Widow files wrongful death lawsuit against city and Trenton police
The wife of a man who was shot and killed by an off-duty cop two years ago has filed a civil lawsuit against the city and the police department.
Kristi Williams, identified in court documents as the widow of Alfred Toe, filed a wrongful death lawsuit alleging that TPD Officer Sheehan Miles drank alcohol and “possibly” smoked marijuana prior to shooting Toe in the chest on August 27, 2016.
Most of the information contained in the lawsuit aligns with what law enforcement officials previously told the press, except for two key matters: the suit claims that there was no physical contact nor struggle between Toe and Miles prior to the gun discharging, and alleges that Miles was intoxicated at the time of the fatal encounter.
Toe, 34, was shot and killed around 9:50 p.m. that night while attending a post-funeral gathering in the 500 block of Roosevelt Street. The lawsuit says Toe started arguing with someone else at the event and grabbed a gun out of his brother Constantine’s car. Constantine then confronted Alfred, documents state, which sparked a struggle during which time the gun “accidentally” fired, with a bullet striking Constantine’s hand.
The lawsuit says Constantine had the situation under control and had retrieved the weapon from Alfred before Miles, who was also an attendee at the post-funeral gathering, approached them.
According to the deadly force report issued by the county prosecutor’s office, Miles ordered Constantine onto the ground and confiscated the handgun he took from his brother. The officer was then holding both handguns, prosecutors say, when Alfred tried to grab one of the weapons from him.

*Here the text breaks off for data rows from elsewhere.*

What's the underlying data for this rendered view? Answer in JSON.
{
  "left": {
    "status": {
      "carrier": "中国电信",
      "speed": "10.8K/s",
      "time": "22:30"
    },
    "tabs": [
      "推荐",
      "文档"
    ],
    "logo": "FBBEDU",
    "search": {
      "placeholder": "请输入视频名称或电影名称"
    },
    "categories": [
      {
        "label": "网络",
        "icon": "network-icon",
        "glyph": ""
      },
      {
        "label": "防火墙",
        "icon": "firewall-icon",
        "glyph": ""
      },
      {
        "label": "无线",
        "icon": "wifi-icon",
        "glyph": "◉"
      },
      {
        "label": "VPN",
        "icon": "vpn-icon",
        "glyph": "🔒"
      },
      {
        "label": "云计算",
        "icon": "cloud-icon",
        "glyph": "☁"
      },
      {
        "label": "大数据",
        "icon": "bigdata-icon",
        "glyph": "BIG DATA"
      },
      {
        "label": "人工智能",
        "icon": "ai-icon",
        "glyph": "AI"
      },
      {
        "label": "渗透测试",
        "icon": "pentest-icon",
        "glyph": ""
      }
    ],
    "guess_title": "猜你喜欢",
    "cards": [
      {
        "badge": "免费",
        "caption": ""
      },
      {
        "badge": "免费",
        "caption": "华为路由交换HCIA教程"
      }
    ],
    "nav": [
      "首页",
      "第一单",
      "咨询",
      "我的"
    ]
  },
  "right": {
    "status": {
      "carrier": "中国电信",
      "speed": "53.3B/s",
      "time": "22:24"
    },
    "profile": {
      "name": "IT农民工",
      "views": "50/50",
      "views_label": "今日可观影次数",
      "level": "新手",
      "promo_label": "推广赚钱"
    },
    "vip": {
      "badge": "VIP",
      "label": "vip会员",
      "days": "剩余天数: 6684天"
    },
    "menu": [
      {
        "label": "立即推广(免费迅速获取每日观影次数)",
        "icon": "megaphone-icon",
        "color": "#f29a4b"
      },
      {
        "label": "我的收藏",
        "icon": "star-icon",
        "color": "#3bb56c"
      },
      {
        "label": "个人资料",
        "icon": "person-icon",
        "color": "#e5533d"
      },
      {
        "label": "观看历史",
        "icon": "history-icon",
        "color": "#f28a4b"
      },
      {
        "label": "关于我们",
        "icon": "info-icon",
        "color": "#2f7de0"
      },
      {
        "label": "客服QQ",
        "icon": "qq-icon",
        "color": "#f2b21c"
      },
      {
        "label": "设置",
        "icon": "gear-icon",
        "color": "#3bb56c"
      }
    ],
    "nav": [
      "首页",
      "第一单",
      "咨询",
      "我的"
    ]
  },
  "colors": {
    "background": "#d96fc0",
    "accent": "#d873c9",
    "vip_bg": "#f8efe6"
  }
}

The report says “several witnesses” told law enforcement that Toe ignored commands to stand down, and that Miles actually punched Toe to create distance between the two of them.
However, Alfred continued to disregard verbal commands and “persisted in his attempt to disarm” the cop, according to the prosecutor’s report, which says Miles “felt that he was losing his grip on the loaded firearm and fired one round,” striking Alfred in the chest.
The lawsuit, however, disputes that account and claims Miles shot Alfred while telling him to “stand back” away from his brother, whom was on the ground being arrested.
“Miles did not even finish the phrase when his weapon discharged and he shot Alfred Toe,” the lawsuit alleges. “There was no struggle between Miles and Alfred Toe.”
The suit says Toe was at least five feet away from Miles when he was shot in the chest, and that law enforcement conspired to cover up what truly happened that night by not testing the cop for alcohol and marijuana.
The county prosecutor’s office officially concluded that Miles was legally justified in using deadly force, as “he was acting to protect himself and others from imminent danger of death or serious bodily harm.”
The report says that conclusion is based on statements from officers and witnesses, radio transmissions, body camera footage, photographs and physical evidence gathered at the scene.
The Attorney General’s Office reviewed the prosecutor’s investigation and agreed with the conclusion of justified deadly force, therefore the case was never presented to a grand jury.
Miles has since returned to the streets.
TPD and the prosecutor’s office declined to comment on pending litigation.
Toe’s widow is being represented by attorney Patrick Whalen.